The Security Service is undertaking a number of major projects covering estates, business continuity, core IT systems and improving its digital investigative capabilities. A notable success during the reporting period was the completion of the Digital Intelligence (DIGINT) programme, which aimed to improve systems for the collection and analysis of intelligence material gathered electronically. The Director General explained: "One of the things that really drove us on the investment of DIGINT was a discussion where the relevant directors explained that actually, of all the material that we’ve caught, over half was not being processed. Now, as an intelligence organisation, that’s a nightmare.
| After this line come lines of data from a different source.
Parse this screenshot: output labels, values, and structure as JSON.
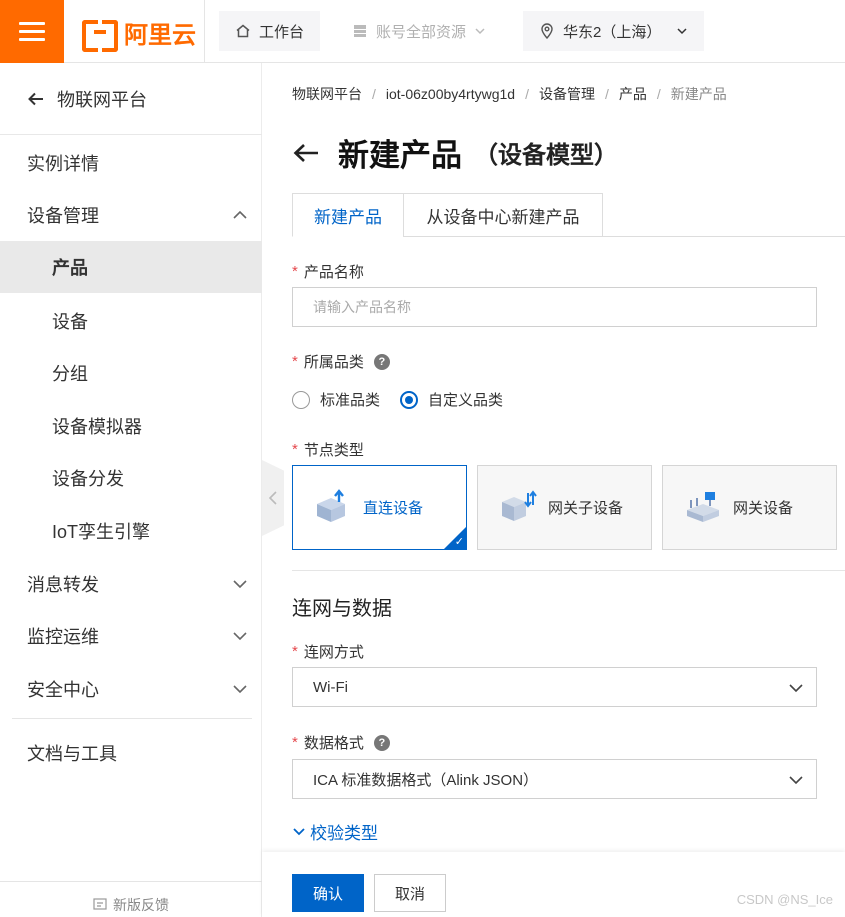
{
  "topbar": {
    "logo_text": "阿里云",
    "workbench": "工作台",
    "resources": "账号全部资源",
    "region": "华东2（上海）"
  },
  "sidebar": {
    "back_label": "物联网平台",
    "items": [
      {
        "label": "实例详情"
      },
      {
        "label": "设备管理"
      },
      {
        "label": "产品"
      },
      {
        "label": "设备"
      },
      {
        "label": "分组"
      },
      {
        "label": "设备模拟器"
      },
      {
        "label": "设备分发"
      },
      {
        "label": "IoT孪生引擎"
      },
      {
        "label": "消息转发"
      },
      {
        "label": "监控运维"
      },
      {
        "label": "安全中心"
      },
      {
        "label": "文档与工具"
      }
    ],
    "feedback": "新版反馈"
  },
  "breadcrumb": {
    "items": [
      "物联网平台",
      "iot-06z00by4rtywg1d",
      "设备管理",
      "产品",
      "新建产品"
    ]
  },
  "page": {
    "title": "新建产品",
    "subtitle": "（设备模型）"
  },
  "tabs": [
    "新建产品",
    "从设备中心新建产品"
  ],
  "form": {
    "product_name": {
      "label": "产品名称",
      "placeholder": "请输入产品名称",
      "value": ""
    },
    "category": {
      "label": "所属品类",
      "options": [
        "标准品类",
        "自定义品类"
      ],
      "selected": "自定义品类"
    },
    "node_type": {
      "label": "节点类型",
      "options": [
        "直连设备",
        "网关子设备",
        "网关设备"
      ],
      "selected": "直连设备"
    },
    "section_title": "连网与数据",
    "network": {
      "label": "连网方式",
      "value": "Wi-Fi"
    },
    "data_format": {
      "label": "数据格式",
      "value": "ICA 标准数据格式（Alink JSON）"
    },
    "expand_label": "校验类型"
  },
  "footer": {
    "confirm": "确认",
    "cancel": "取消",
    "watermark": "CSDN @NS_Ice"
  },
  "colors": {
    "brand": "#ff6a00",
    "primary": "#0064c8",
    "required": "#e5484d"
  }
}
I mean, quite frankly, I would rather not have the intelligence at all and miss something than have the intelligence and not actually having processed it… We have made real progress on that, and I’m very proud on DIGINT." (Emphasis added)What this comment suggests, for the sake of clarity, is that the UK's spy agencies in recent years have been mining and storing quantities of electronic data — or "digital intelligence" — so large that they have not been able to analyse it. The data, most of it I would expect is mined from the internet, has probably been gathered and then left to sit and gather digital dust in a secret storeroom somewhere. The claim from Evans in the above quote is that MI5 has worked to address the problem as part of a new programme, which presumably involves a great deal of automated analysis. But the statement also illustrates how new surveillance powers currently being proposed in the UK could pose problems for the UK if the security services are already near a point where they are drowning in data. There tends to be two main schools of thought within the intelligence community. Some believe that targeted surveillance of specific individuals and groups is the best method, because it provides information that can be dissected and acted upon fairly quickly by human analysts. The other school of thought, and the one which seems to be prevailing, is that a kind of dragnet surveillance is superior. What this entails is gathering huge quantities of data based on key words, locations, phrases, and then mining through it to find anything useful. From a rights and civil liberties perspective, targeted surveillance is clearly more attractive because it is likely to involve much less intrusion of innocent individuals' communications. But rights and civil liberties do not appear to be high on the agenda at our secret agencies, and so what we get is something closer to the dragnet option. I should add that surveillance in the UK is not without regulation. To intercept domestic communications, police and security services require ministerial authorisation, and must show that any interception is in the interests of national security, safeguarding economic well being, or to prevent and detect serious crime. That said, these justifications are fairly broad, and there were 2,911 interception warrants granted in 2011 — but any one warrant can cover countless individuals, so we actually have little idea how many people had their communications snooped on. (Also, to monitor content posted on social networks and other "open source" websites, there are no laws or restrictions at all. So websites like Facebook, Twitter and Foursquare are all fair game for the likes of MI5's "DIGINT" team to gather data from.)
Thursday, 25 October 2012
I was speaking to someone today about this, and it occurred to me that it is a piece of information that is not widely known but should be. Every year in Britain, there is an official report that comes out detailing the activities of the UK's spy agencies — MI5, MI6 and GCHQ. It is authored by a group of politicians who function as a kind of oversight authority, under the name the Intelligence and Security Committee. In this year's report, published in July, I noticed a section of particular interest in light of new proposals for more surveillance powers in the UK. The second paragraph is what is important here — it is a comment made by Jonathan Evans, chief of domestic security agency MI5.